Offer Rewards

Many credit card companies offer an incentive program, such as reward points. Whenever you use a credit card that has this program you will almost always earn at least one point per $1 spent on all purchases, but certain cards will offer more. Reward-based credit card products like cash back are only in favor of those who pay their credit card statements in full every month. To learn more about different reward offerings, check out PFCU’s credit card offerings.

Solid Security Features

Unfortunately, scammers try to think of new ways to access your credit card information or commit identity theft. However, credit card companies are aware of this factor and put features in place to ensure you’re protected against fraud. For example, credit card companies help lower the risk with online or brick-and-mortar shopping by having a secure website and secure credit card readers in store. Additionally, the 3-digit security code on the back of your card and the chip on the front provides solid security when you go to make a purchase. Both of these features help validate your information automatically.

Cons

High Interest Rates

You can incur high interest rates if you do not pay the balance in full and only make the minimum payment on your credit card each month or if you don’t pay off the amount quickly. As a result, this will have a negative impact on your credit score and finances overall.

Causes Debt If You Don’t Keep Up With Payments

Not paying your bill on time can lead to growing debt and a negative score. It’s important to budget and be mindful of when your bill is due. Always pay more than you use, even if it’s just a little. Setting reminders on your calendar or cellphone will help keep you on track of your payments.

Annual Fees

Credit cards may have annual fees in addition to interest on debt. Annual fees are an example of hidden costs, where there is an unexpected payment after the initial cost. By researching and comparing the annual fees of each credit card option, you can minimize the hidden cost.

Can Lead to Bad Spending Habits

Overspending with a credit card can also contribute to increased debt. Don’t treat your credit card like a gift card and swipe irresponsibly.

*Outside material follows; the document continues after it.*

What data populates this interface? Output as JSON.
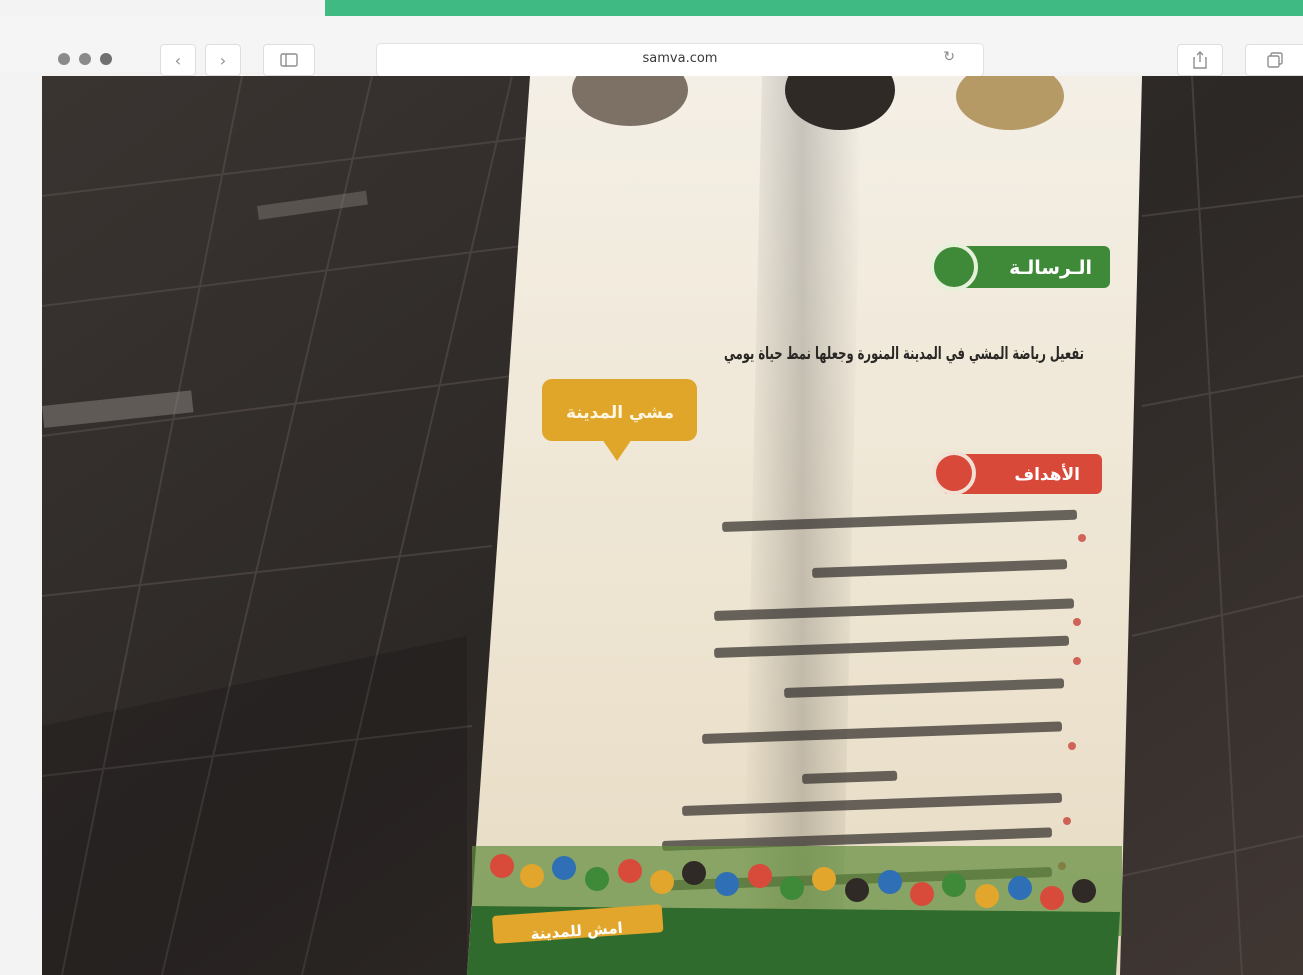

Even if you charge just a little too much on your card one month and then vow to pay it off the next, the balance will still increase at a high interest rate. Since the interest will be added each month, the debt grows. To avoid such a situation, budget and keep track of your spending to help you toward a brighter financial future.

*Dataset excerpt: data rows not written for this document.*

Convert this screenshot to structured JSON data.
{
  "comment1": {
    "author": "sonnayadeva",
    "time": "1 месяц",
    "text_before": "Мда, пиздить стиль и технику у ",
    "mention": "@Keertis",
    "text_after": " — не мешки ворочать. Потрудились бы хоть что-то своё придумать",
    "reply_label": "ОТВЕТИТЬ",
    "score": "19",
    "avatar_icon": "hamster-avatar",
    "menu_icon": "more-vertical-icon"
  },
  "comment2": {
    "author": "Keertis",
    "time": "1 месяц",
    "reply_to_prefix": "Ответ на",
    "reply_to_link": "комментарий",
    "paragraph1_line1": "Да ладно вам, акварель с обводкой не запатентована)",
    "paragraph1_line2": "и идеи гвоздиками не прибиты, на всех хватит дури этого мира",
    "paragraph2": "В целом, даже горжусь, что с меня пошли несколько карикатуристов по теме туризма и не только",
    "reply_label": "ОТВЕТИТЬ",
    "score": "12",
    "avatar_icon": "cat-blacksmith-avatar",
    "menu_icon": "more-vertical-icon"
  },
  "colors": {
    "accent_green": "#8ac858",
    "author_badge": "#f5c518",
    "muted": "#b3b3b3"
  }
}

Overspending Can Lead to a High Balance or Not Enough Available Credit

Your utilization rate or the amount of available credit you have will also negatively affect your score. In addition to your overall balance, pay attention to the amount you have. Make it a rule to keep your utilization rate below 30 percent on your credit card at all times. Maxing out your credit cards or leaving a part of your balance unpaid won’t work in your favor.

Credit cards provide another payment option, especially if you’re in an emergency situation. However, nothing beats having money saved for an emergency. The last thing you want after an emergency is to end up in crushing debt. It’s important to use them responsibly and to pay attention to your report. Check your credit reports for free from the three major credit bureaus at annualcreditreport.com.

Erin Elis 
Erin Ellis
Accredited Financial Counselor ®
Philadelphia Federal Credit Union
eellis@PFCU.COM